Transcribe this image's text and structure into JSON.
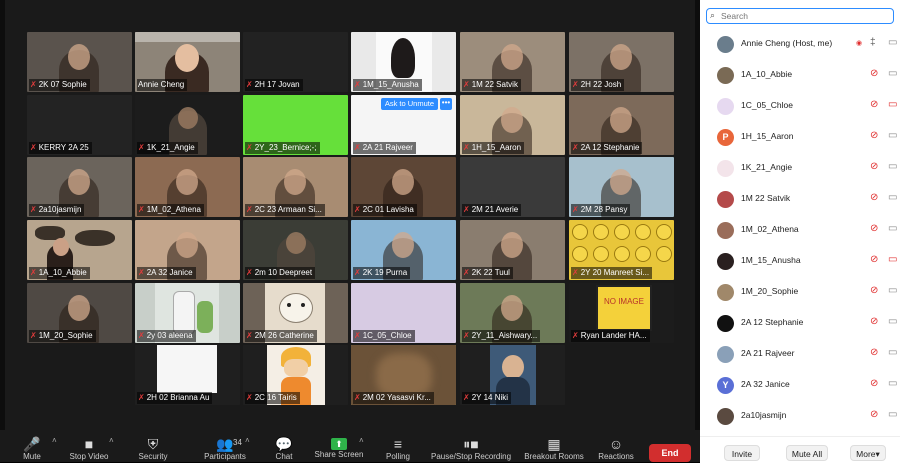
{
  "gallery": {
    "tiles": [
      {
        "label": "2K 07 Sophie",
        "bg": "#5a534d",
        "art": "person",
        "muted": true
      },
      {
        "label": "Annie Cheng",
        "bg": "#8d8478",
        "art": "person-light",
        "muted": false
      },
      {
        "label": "2H 17 Jovan",
        "bg": "#222222",
        "art": "none",
        "muted": true
      },
      {
        "label": "1M_15_Anusha",
        "bg": "#e9e9e9",
        "art": "drawing",
        "muted": true
      },
      {
        "label": "1M 22 Satvik",
        "bg": "#9c8d7c",
        "art": "person",
        "muted": true
      },
      {
        "label": "2H 22 Josh",
        "bg": "#7c7166",
        "art": "person",
        "muted": true
      },
      {
        "label": "KERRY 2A 25",
        "bg": "#232323",
        "art": "none",
        "muted": true
      },
      {
        "label": "1K_21_Angie",
        "bg": "#1c1c1c",
        "art": "person-dark",
        "muted": true
      },
      {
        "label": "2Y_23_Bernice;-;",
        "bg": "#66e03a",
        "art": "none",
        "muted": true
      },
      {
        "label": "2A 21 Rajveer",
        "bg": "#f5f5f5",
        "art": "none",
        "muted": true
      },
      {
        "label": "1H_15_Aaron",
        "bg": "#c9b79a",
        "art": "person",
        "muted": true
      },
      {
        "label": "2A 12 Stephanie",
        "bg": "#7d6a5a",
        "art": "person",
        "muted": true
      },
      {
        "label": "2a10jasmijn",
        "bg": "#6b645c",
        "art": "person",
        "muted": true
      },
      {
        "label": "1M_02_Athena",
        "bg": "#8c6a52",
        "art": "person",
        "muted": true
      },
      {
        "label": "2C 23 Armaan Si...",
        "bg": "#a88c72",
        "art": "person",
        "muted": true
      },
      {
        "label": "2C 01 Lavisha",
        "bg": "#5d4636",
        "art": "person",
        "muted": true
      },
      {
        "label": "2M 21 Averie",
        "bg": "#3a3a3a",
        "art": "none",
        "muted": true
      },
      {
        "label": "2M 28 Pansy",
        "bg": "#a7c0cd",
        "art": "person",
        "muted": true
      },
      {
        "label": "1A_10_Abbie",
        "bg": "#b7a58e",
        "art": "map",
        "muted": true
      },
      {
        "label": "2A 32 Janice",
        "bg": "#c3a58b",
        "art": "person",
        "muted": true
      },
      {
        "label": "2m 10 Deepreet",
        "bg": "#3b3d36",
        "art": "person-dark",
        "muted": true
      },
      {
        "label": "2K 19 Purna",
        "bg": "#8ab5d4",
        "art": "person",
        "muted": true
      },
      {
        "label": "2K 22 Tuul",
        "bg": "#8a7d6f",
        "art": "person",
        "muted": true
      },
      {
        "label": "2Y 20 Manreet Si...",
        "bg": "#e8c63a",
        "art": "emoji",
        "muted": true
      },
      {
        "label": "1M_20_Sophie",
        "bg": "#4f4944",
        "art": "person",
        "muted": true
      },
      {
        "label": "2y 03 aleena",
        "bg": "#c8cfc9",
        "art": "bottle",
        "muted": true
      },
      {
        "label": "2M 26 Catherine",
        "bg": "#6d6257",
        "art": "bear",
        "muted": true
      },
      {
        "label": "1C_05_Chloe",
        "bg": "#d7cbe3",
        "art": "none",
        "muted": true
      },
      {
        "label": "2Y_11_Aishwary...",
        "bg": "#6d7a58",
        "art": "person",
        "muted": true
      },
      {
        "label": "Ryan Lander HA...",
        "bg": "#1c1c1c",
        "art": "noimage",
        "muted": true
      },
      {
        "label": "2H 02 Brianna Au",
        "bg": "#1f1f1f",
        "art": "whitebox",
        "muted": true
      },
      {
        "label": "2C 16 Tairis",
        "bg": "#1f1f1f",
        "art": "naruto",
        "muted": true
      },
      {
        "label": "2M 02 Yasasvi Kr...",
        "bg": "#6b5238",
        "art": "blur",
        "muted": true
      },
      {
        "label": "2Y 14 Niki",
        "bg": "#1f1f1f",
        "art": "person-photo",
        "muted": true
      }
    ],
    "hover": {
      "unmute_label": "Ask to Unmute",
      "more_label": "•••"
    },
    "noimage_text": "NO IMAGE"
  },
  "toolbar": {
    "items": [
      {
        "label": "Mute",
        "icon": "🎤",
        "name": "mute"
      },
      {
        "label": "Stop Video",
        "icon": "■",
        "name": "stop-video"
      },
      {
        "label": "Security",
        "icon": "⛨",
        "name": "security"
      },
      {
        "label": "Participants",
        "icon": "👥",
        "name": "participants"
      },
      {
        "label": "Chat",
        "icon": "💬",
        "name": "chat"
      },
      {
        "label": "Share Screen",
        "icon": "⬆",
        "name": "share-screen"
      },
      {
        "label": "Polling",
        "icon": "≡",
        "name": "polling"
      },
      {
        "label": "Pause/Stop Recording",
        "icon": "⏸■",
        "name": "recording"
      },
      {
        "label": "Breakout Rooms",
        "icon": "▦",
        "name": "breakout-rooms"
      },
      {
        "label": "Reactions",
        "icon": "☺",
        "name": "reactions"
      }
    ],
    "participants_count": "34",
    "end_label": "End",
    "share_color": "#2fb34a",
    "end_color": "#d22e2e"
  },
  "panel": {
    "search_placeholder": "Search",
    "participants": [
      {
        "name": "Annie Cheng (Host, me)",
        "initial": "",
        "color": "#6a7d8c",
        "recording": true,
        "mic_on": true,
        "cam_off": false
      },
      {
        "name": "1A_10_Abbie",
        "initial": "",
        "color": "#7a6a55",
        "recording": false,
        "mic_on": false,
        "cam_off": false
      },
      {
        "name": "1C_05_Chloe",
        "initial": "",
        "color": "#e6d9f0",
        "recording": false,
        "mic_on": false,
        "cam_off": true
      },
      {
        "name": "1H_15_Aaron",
        "initial": "P",
        "color": "#e8663a",
        "recording": false,
        "mic_on": false,
        "cam_off": false
      },
      {
        "name": "1K_21_Angie",
        "initial": "",
        "color": "#f3e4ea",
        "recording": false,
        "mic_on": false,
        "cam_off": false
      },
      {
        "name": "1M 22 Satvik",
        "initial": "",
        "color": "#b44a4a",
        "recording": false,
        "mic_on": false,
        "cam_off": false
      },
      {
        "name": "1M_02_Athena",
        "initial": "",
        "color": "#9a6d5a",
        "recording": false,
        "mic_on": false,
        "cam_off": false
      },
      {
        "name": "1M_15_Anusha",
        "initial": "",
        "color": "#2a2020",
        "recording": false,
        "mic_on": false,
        "cam_off": true
      },
      {
        "name": "1M_20_Sophie",
        "initial": "",
        "color": "#a0886a",
        "recording": false,
        "mic_on": false,
        "cam_off": false
      },
      {
        "name": "2A 12 Stephanie",
        "initial": "",
        "color": "#111111",
        "recording": false,
        "mic_on": false,
        "cam_off": false
      },
      {
        "name": "2A 21 Rajveer",
        "initial": "",
        "color": "#8aa0b8",
        "recording": false,
        "mic_on": false,
        "cam_off": false
      },
      {
        "name": "2A 32 Janice",
        "initial": "Y",
        "color": "#5a6fd6",
        "recording": false,
        "mic_on": false,
        "cam_off": false
      },
      {
        "name": "2a10jasmijn",
        "initial": "",
        "color": "#5a4a40",
        "recording": false,
        "mic_on": false,
        "cam_off": false
      }
    ],
    "footer": {
      "invite": "Invite",
      "mute_all": "Mute All",
      "more": "More▾"
    }
  }
}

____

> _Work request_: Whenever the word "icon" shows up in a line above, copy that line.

> _Answer for this exercise_:
        "icon": "🎤",
        "icon": "■",
        "icon": "⛨",
        "icon": "👥",
        "icon": "💬",
        "icon": "⬆",
        "icon": "≡",
        "icon": "⏸■",
        "icon": "▦",
        "icon": "☺",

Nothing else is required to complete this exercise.